By: By Tom Joyce
August 9, 2013
It can be a computer owner’s worst nightmare — having one’s system hacked and controlled from a remote location while being powerless to retaliate.
But Mildred Moore had just such an experience recently, one that ultimately could cost her $130, and almost led to a $400 charge.
Moore, 70, a resident of the Flat Rock community who has been a computer user about 10 to 12 years, said Thursday her problems began around the end of July.
That’s when she received a call from a person who identified himself as an employee of a service that repairs computers from a remote location.
“It was a foreign-talking man,” Moore recalled. “He told me they were getting a lot of errors on my computer.”
The caller naturally offered a solution.
“He said he could fix my computer on the computer,” said the Flat Rock resident, who told the man she wasn’t interested in having someone tinkering with her system.
“I told him they didn’t need to mess with my computer — that if I needed to, I’d get someone to fix it,” Moore said.
But soon after, she realized the situation was out of her hands. “I saw all kinds of things moving” on the screen.
A call-back number had been provided to Moore. “And I called back and told them to get off, and not mess it up,” the woman said of the activity on her computer, mentioning that she spoke to different people along the way.
Essentially, Moore was advised that she would be charged for the unauthorized repairs. “They was wanting close to $400 to start with,” she said. Moore finally was told that the service had performed one “fix” and a computer scan that would cost her $130.
“I was very agitated,” she said.
Debit Account Invaded
But the woman’s nightmare didn’t end there.
“Somehow they got into my PayPal account,” Moore said of a global e-commerce business that allows online payments and money transfers. The fact that the account was empty made no difference.
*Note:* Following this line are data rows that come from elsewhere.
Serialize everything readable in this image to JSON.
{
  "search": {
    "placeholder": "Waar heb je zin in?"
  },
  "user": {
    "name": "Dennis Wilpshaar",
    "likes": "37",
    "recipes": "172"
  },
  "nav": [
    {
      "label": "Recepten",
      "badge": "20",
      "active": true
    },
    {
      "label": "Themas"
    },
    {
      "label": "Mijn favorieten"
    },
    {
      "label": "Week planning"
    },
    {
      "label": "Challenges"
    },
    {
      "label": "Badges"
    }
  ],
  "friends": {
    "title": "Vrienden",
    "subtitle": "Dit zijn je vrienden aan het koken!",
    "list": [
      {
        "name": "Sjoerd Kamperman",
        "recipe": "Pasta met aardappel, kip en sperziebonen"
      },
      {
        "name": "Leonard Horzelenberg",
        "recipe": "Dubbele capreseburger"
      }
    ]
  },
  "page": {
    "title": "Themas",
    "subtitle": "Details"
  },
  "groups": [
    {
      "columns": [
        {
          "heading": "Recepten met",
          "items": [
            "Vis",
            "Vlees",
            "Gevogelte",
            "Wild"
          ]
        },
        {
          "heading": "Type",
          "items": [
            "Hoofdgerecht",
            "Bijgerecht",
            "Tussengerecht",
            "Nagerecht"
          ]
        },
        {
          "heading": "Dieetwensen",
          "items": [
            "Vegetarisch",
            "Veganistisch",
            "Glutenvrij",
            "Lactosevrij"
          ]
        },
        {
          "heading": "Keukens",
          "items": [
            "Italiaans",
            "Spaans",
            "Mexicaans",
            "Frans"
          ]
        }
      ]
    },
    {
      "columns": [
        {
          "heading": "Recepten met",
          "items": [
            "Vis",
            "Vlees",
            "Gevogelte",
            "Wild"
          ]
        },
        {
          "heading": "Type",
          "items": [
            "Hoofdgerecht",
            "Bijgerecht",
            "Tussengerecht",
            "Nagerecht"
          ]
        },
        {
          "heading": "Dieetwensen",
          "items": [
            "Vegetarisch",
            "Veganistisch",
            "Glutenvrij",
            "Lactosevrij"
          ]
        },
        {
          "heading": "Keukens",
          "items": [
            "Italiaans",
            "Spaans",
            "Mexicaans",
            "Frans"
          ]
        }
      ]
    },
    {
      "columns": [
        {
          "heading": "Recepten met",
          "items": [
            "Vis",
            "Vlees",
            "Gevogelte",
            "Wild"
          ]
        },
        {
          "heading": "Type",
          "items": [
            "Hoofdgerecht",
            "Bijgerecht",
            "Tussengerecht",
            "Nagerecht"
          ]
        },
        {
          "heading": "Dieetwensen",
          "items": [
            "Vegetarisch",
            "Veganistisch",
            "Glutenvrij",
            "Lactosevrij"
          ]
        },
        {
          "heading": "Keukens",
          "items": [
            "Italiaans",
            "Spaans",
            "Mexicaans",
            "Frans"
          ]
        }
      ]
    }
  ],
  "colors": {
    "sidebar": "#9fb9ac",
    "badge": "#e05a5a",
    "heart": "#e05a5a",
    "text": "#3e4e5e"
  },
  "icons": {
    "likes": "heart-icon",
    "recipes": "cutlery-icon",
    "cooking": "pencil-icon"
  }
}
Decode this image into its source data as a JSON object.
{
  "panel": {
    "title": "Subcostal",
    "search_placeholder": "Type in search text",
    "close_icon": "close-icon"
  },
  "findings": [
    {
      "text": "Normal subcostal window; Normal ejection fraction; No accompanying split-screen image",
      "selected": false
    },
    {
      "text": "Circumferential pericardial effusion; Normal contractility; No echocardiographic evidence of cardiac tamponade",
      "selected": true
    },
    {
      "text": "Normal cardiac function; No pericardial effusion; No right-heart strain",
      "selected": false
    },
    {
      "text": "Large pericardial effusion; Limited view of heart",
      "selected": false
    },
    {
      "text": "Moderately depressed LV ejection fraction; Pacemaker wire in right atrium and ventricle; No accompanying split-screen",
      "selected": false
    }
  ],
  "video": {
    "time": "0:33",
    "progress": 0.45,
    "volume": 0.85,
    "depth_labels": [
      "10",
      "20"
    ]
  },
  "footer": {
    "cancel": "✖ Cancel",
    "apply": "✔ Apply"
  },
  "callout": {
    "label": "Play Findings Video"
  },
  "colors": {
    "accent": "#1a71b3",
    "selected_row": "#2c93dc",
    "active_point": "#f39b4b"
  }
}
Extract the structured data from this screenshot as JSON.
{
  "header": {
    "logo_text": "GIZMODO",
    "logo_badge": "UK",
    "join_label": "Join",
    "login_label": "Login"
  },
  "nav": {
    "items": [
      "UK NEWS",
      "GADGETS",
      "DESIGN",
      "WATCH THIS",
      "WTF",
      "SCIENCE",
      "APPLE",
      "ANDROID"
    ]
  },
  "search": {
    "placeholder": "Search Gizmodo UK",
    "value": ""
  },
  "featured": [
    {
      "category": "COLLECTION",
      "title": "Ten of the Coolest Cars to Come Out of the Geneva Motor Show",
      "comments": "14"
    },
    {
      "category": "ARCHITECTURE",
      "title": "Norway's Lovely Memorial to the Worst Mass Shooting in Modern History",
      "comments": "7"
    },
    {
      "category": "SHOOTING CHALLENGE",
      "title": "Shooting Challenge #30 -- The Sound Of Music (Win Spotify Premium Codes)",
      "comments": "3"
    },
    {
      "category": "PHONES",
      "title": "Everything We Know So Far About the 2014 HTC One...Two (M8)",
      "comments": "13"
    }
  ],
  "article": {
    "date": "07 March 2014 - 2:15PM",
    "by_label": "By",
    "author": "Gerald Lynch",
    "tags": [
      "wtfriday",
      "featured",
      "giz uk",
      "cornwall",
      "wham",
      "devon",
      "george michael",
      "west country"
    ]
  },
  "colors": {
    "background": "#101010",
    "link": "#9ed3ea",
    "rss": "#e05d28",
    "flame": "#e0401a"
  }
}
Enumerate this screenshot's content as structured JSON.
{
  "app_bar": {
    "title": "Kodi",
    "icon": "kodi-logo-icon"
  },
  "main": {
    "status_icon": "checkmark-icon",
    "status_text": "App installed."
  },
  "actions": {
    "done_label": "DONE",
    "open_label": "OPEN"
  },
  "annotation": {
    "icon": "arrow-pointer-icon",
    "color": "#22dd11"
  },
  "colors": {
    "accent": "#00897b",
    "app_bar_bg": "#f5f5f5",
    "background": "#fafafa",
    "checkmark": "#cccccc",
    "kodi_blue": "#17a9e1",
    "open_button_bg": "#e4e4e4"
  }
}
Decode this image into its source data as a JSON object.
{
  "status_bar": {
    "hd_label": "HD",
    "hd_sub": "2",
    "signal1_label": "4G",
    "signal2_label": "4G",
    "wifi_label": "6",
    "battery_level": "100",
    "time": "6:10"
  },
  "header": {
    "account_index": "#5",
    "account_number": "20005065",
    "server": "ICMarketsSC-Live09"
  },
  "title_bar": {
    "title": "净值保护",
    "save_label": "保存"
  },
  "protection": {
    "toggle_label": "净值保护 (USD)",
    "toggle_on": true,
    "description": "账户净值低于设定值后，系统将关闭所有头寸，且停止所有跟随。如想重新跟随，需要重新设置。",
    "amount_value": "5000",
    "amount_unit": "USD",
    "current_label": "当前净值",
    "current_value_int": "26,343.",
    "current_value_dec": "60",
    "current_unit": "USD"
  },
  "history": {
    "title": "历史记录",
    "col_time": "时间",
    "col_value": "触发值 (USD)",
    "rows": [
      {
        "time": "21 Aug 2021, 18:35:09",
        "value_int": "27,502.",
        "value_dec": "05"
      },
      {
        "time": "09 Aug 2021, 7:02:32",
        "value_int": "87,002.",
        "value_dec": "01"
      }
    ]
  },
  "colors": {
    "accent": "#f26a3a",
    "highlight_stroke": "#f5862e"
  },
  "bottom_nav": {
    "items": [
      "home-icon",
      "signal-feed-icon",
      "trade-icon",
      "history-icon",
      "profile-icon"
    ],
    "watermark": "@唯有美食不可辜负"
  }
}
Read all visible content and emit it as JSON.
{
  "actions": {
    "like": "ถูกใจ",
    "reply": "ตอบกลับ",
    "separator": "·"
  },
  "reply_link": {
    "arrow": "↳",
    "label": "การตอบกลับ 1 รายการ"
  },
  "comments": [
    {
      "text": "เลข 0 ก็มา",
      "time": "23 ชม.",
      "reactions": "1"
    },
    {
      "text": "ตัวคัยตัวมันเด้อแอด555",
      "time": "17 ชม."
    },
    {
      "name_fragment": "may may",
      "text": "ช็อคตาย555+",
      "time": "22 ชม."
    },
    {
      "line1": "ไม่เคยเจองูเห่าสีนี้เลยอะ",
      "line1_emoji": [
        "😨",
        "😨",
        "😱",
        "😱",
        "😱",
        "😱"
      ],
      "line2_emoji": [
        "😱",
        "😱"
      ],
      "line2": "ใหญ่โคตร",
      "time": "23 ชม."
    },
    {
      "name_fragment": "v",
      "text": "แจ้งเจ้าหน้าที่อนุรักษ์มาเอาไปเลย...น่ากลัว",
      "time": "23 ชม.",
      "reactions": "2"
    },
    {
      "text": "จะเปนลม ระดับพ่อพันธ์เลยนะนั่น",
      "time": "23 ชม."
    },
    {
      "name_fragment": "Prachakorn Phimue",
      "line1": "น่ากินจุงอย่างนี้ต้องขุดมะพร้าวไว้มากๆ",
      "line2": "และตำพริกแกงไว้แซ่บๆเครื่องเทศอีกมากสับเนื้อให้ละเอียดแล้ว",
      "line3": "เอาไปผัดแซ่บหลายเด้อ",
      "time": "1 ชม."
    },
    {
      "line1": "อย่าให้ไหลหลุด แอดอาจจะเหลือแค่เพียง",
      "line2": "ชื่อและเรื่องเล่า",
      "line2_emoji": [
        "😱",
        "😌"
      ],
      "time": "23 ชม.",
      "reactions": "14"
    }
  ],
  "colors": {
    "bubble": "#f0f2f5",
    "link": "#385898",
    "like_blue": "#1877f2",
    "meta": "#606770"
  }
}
“They ended up getting my debit card number through PayPal,” Moore added, and she was charged the $130. Moore has since had that sum at least temporarily reinstated, under a policy that allows disputed transactions to be mitigated, but doesn’t know if she’ll get the money back in the long run.
The really sad part is, the computer didn’t work right after the “repair” job, Moore said. Fortunately, her daughter — who is a bit of a computer whiz — paid a visit and undid the damage.
“And I’m still getting calls from those people,” Moore said Thursday. “I got two calls yesterday.”
Moore has identified at least two companies contacting her, FIXIT Computer and My Computer Works.
She notified the Surry County Sheriff’s Office about what happened, as well as a state agency. “I’ve called the attorney general’s office two or three times,” Moore said. County law enforcement personnel told her that it is extremely difficult to catch people who hack into computers.
Based on comments by the service personnel she spoke with, Moore believes that having her computer turned on was a factor in allowing it to be compromised.
The Flat Rock resident said she is not alone in being targeted. “I know one person who got a call, but they didn’t get into her computer.”
In the meantime, Moore was compelled to warn other local residents about what happened. “That’s what I wanted to do so no one else would get taken,” she said.
“Make sure you’ve got a good virus protection (software program),” Moore said of steps computer users might take to avoid such scams.
And, she said, “I don’t leave my computer on anymore.”
Reach Tom Joyce at 719-1924 or email@example.com.